Reed traveled to Punta Cana as a part of the Minority Health International Research and Training program, which aims to reduce health burdens on underserved populations, under the tutelage of Prof. Manuel Aregullin, plant biology, molecular biology and genetics. There he spent the summer doing fieldwork and learning about natural product synthesis in the classroom.
Reed described his work as “prospecting” for plants that could be used in drugs, and taking a closer look at the chemistry behind what makes these plant remedies effective.
“It never ceases to amaze me to read papers where the authors are able to find cytotoxic and antimutagenic properties in plants that the native people have been using for thousands of years,” he said. “We’re just validating it. These people have discovered it.”
After conducting a literature search regarding Dominican medicinal plant use and speaking with indigenous healers in Punta Cana, Reed selected five plants to survey for anti-diabetic properties. One of his choices –– the avocado leaf –– particularly stood out because it was rumored to be helpful in treating diabetes when brewed in a tea.
“As a type 1 diabetic myself for 15 years, my eyes just opened when I heard this,” Reed said. “After I searched the literature and found that nothing about [the] avocado leaf had been thoroughly investigated, I thought how interesting it could be to study [the] avocado. Perhaps we’re missing the chemistry behind it.”
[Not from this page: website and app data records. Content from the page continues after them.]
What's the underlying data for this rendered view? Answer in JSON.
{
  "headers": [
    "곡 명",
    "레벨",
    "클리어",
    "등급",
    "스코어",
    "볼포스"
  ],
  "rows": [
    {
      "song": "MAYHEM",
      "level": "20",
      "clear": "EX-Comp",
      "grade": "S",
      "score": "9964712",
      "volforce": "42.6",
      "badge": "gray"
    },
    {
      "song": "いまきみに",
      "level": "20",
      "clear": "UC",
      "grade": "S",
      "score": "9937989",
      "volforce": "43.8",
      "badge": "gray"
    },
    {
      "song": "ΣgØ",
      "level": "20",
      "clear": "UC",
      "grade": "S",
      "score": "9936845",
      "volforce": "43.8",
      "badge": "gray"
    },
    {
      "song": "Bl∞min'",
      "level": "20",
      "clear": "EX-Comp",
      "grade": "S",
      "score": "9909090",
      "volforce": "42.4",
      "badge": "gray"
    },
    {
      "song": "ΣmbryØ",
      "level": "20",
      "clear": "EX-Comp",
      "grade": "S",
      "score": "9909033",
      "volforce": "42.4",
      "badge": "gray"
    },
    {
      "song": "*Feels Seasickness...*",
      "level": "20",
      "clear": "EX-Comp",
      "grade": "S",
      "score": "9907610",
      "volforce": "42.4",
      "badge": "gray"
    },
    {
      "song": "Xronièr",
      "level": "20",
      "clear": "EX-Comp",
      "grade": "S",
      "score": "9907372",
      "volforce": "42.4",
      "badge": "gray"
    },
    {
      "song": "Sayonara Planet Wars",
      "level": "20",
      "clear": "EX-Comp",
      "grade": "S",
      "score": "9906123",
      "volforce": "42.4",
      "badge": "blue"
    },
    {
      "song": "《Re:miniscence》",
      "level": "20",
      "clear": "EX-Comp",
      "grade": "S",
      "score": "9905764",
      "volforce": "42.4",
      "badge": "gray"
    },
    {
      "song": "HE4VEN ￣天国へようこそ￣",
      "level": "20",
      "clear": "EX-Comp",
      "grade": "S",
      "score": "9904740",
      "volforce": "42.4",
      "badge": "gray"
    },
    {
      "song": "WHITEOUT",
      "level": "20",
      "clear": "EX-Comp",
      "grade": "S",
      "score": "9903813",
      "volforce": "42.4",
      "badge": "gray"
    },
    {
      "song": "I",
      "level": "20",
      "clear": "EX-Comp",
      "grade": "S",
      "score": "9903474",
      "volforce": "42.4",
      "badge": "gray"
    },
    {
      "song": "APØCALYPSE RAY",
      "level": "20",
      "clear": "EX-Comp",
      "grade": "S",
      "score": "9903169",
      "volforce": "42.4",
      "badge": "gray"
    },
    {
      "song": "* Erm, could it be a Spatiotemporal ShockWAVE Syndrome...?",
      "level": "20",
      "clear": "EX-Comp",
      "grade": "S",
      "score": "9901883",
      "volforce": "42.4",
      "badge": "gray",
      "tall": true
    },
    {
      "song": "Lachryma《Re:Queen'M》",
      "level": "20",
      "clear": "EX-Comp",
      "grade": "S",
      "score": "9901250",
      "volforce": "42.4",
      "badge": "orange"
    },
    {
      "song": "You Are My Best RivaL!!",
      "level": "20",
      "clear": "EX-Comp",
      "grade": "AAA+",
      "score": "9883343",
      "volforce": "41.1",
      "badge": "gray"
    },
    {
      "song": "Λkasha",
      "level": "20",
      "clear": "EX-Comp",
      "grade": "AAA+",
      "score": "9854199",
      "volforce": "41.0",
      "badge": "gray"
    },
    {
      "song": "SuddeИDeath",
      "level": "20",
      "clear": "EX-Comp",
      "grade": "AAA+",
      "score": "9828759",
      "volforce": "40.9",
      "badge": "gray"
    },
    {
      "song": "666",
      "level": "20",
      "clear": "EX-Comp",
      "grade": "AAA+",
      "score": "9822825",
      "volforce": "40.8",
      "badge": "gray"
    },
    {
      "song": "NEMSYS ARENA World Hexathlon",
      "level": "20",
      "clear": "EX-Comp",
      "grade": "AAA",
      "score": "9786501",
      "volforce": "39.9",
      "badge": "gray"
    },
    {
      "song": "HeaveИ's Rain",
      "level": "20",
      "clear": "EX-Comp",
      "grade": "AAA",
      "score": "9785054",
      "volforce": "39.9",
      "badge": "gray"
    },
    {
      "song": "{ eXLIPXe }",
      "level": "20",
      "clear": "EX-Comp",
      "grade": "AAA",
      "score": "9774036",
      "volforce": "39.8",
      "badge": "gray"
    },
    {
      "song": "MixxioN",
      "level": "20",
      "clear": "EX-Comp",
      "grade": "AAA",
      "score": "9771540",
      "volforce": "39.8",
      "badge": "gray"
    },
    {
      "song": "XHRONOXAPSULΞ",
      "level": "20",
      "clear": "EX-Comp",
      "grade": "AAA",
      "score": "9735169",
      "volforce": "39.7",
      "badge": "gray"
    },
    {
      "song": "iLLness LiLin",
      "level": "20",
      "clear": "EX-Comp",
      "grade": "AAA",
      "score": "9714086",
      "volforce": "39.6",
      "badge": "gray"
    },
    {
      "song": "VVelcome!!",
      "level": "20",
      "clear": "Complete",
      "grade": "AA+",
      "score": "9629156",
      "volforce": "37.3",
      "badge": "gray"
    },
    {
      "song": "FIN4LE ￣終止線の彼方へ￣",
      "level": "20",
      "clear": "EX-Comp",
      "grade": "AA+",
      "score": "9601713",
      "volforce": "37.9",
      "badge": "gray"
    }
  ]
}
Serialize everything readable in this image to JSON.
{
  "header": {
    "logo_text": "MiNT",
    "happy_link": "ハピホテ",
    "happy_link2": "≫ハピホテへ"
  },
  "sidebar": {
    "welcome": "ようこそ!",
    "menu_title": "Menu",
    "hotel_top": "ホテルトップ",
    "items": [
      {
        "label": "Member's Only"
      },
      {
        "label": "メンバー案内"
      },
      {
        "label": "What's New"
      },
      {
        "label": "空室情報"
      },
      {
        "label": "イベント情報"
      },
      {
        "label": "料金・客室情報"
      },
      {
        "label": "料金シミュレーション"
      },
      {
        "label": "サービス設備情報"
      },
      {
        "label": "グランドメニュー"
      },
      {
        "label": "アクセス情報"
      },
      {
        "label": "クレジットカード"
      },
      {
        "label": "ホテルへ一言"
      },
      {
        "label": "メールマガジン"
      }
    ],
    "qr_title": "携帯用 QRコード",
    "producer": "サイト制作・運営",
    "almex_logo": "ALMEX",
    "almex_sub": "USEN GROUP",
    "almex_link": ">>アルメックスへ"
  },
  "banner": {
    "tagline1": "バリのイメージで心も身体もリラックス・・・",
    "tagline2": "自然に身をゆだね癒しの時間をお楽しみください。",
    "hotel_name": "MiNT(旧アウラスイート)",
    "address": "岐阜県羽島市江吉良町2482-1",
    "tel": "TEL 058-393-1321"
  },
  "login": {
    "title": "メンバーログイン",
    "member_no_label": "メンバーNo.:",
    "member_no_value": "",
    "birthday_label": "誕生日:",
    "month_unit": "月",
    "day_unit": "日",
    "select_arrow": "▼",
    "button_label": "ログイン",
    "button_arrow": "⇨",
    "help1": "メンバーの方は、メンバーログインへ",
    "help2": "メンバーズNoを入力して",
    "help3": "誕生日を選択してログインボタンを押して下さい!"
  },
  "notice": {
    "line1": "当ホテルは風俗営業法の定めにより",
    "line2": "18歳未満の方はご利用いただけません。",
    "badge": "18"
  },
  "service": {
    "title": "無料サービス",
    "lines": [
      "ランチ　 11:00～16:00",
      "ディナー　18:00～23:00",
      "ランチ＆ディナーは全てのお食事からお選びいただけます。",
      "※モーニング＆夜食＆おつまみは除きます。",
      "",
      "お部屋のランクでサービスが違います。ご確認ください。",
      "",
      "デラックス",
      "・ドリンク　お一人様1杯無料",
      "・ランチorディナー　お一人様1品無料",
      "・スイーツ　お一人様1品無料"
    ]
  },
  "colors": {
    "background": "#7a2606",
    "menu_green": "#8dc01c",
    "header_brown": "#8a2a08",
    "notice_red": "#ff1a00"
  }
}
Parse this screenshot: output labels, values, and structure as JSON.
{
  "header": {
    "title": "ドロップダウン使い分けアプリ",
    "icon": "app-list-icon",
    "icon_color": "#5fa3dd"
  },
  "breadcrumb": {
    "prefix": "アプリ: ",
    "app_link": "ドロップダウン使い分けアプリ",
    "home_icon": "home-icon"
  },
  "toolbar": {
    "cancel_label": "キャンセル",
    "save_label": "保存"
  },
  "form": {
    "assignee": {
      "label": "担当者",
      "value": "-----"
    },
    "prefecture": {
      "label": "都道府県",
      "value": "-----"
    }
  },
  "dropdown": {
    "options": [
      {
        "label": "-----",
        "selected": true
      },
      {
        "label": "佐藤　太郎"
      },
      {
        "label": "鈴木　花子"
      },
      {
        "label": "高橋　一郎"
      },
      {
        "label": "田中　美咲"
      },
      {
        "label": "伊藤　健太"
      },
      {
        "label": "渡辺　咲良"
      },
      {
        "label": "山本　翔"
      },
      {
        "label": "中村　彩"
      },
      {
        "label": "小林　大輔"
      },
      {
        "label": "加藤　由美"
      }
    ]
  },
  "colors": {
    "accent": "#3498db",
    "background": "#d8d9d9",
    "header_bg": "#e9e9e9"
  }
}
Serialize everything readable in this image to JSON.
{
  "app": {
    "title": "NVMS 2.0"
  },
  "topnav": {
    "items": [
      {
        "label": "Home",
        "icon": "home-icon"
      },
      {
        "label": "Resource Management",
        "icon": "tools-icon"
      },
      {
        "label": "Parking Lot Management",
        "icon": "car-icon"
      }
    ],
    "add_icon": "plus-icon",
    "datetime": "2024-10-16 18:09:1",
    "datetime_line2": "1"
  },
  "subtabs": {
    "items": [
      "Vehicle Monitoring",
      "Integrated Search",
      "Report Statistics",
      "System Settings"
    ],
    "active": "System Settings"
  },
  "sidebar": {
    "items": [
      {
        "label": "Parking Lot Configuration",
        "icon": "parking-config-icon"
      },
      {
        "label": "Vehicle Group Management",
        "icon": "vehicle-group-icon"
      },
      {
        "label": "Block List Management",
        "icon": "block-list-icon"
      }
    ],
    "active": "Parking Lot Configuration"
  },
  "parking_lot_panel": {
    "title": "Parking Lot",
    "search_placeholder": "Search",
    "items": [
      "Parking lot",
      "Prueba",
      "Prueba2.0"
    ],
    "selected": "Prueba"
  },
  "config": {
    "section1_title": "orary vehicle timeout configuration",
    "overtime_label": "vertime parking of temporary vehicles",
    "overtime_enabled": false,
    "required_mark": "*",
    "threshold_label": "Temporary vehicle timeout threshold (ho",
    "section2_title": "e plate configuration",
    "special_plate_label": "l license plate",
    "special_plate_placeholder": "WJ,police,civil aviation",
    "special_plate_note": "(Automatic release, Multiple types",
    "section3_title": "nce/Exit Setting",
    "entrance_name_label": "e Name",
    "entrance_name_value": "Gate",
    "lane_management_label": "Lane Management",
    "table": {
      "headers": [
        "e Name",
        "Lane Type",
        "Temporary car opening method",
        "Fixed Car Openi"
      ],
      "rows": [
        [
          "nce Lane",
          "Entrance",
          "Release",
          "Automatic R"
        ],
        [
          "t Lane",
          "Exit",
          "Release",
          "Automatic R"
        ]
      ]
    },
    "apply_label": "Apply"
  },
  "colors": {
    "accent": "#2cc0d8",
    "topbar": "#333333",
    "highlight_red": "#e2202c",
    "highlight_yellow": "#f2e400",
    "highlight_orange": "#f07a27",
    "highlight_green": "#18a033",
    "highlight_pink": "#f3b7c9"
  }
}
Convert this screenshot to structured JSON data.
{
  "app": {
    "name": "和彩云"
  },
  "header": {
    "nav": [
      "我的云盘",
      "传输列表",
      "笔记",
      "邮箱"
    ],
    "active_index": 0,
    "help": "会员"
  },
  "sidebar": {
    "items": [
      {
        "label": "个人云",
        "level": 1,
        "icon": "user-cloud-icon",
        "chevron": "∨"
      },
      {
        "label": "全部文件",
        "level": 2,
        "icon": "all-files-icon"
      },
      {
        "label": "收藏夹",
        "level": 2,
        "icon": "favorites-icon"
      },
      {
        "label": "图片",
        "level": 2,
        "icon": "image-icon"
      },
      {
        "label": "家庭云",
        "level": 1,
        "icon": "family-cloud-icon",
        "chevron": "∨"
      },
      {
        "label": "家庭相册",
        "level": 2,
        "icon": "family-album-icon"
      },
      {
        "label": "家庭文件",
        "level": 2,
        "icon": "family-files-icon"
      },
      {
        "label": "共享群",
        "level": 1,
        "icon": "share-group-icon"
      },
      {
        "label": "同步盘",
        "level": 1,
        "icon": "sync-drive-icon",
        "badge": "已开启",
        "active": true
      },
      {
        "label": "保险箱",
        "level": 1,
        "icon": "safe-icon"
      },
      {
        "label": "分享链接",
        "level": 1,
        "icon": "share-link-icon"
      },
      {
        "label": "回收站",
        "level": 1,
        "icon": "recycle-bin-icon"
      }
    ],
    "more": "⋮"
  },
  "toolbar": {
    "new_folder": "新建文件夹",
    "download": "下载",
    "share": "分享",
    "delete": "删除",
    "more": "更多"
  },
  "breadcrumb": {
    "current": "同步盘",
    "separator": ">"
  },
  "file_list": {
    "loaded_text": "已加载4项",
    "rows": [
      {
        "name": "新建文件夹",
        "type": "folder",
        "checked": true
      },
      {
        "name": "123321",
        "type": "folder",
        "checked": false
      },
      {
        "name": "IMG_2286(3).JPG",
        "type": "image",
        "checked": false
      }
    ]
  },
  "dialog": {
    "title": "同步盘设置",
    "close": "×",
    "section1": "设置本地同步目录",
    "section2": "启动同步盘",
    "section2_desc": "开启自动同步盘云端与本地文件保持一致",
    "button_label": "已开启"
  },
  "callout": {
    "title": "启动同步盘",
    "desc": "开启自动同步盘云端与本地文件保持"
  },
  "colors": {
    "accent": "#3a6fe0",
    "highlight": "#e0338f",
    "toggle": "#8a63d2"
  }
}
To determine the bioactivity of his plant selections, Reed conducted a variety of in vitro tests after extracting compounds from the leaves. His trials included an antibiotic test; an allelopathy test that measures the ability of extracted compounds to influence growth and metabolism; and a toxicity test. The avocado leaf performed the best of any of the plants on these preliminary procedures, Reed said.
Reed even performed an oral glucose tolerance test on himself. His experiment involved drinking a sugar water solution and then a tea made from one of the plants of interest, prepared as the Dominican natives would. He monitored his postprandial, or after-eating, blood glucose levels every 30 minutes to determine the effects of the five plants.
The results for avocado leaf came in positive.
“None of the other plants had any effect except for the avocado leaf, which was able to keep my postprandial glucose range very tight, not above 150 milligrams per deciliter. I struggle with my blood glucose level going up to 300 milligrams per deciliter after eating, which can be disastrous for one’s health,” Reed said.
Currently, the only long-term treatment for type 1 diabetes is injection of insulin into the body to compensate for the body’s inability to produce the hormone on its own. The efficacy of the avocado leaf and other medicinal plants with anti-diabetic effects have only been hypothesized.
“They are potent antioxidants, and may be able, through a series of biochemical pathways, to influence blood sugar regulation,” Reed said.
Another possible explanation for their effectiveness, according to Reed, is that they act as insulin secretagogues, which are products that are able to stimulate the body’s damaged insulin-producing machinery.
Reed will continue studying the anti-diabetic properties of plants in Aregullin’s lab this semester, but this time he will be looking for bioactive properties of a Peruvian fern.
“Once we find out that a plant has some biological properties and we elucidate the chemistry, we can isolate individual chemicals and tie them to certain biological effects,” he said.
Reed hopes his work will eventually lead to an animal model or a cell-based assay.
Reed’s next step is to move from isolating and characterizing the bioactive chemicals in traditional plant remedies to testing their effects in live organisms.
“That would really be the pinnacle for me, both as a student and as a diabetic,” he said.
Original Author: Jacqueline Carozza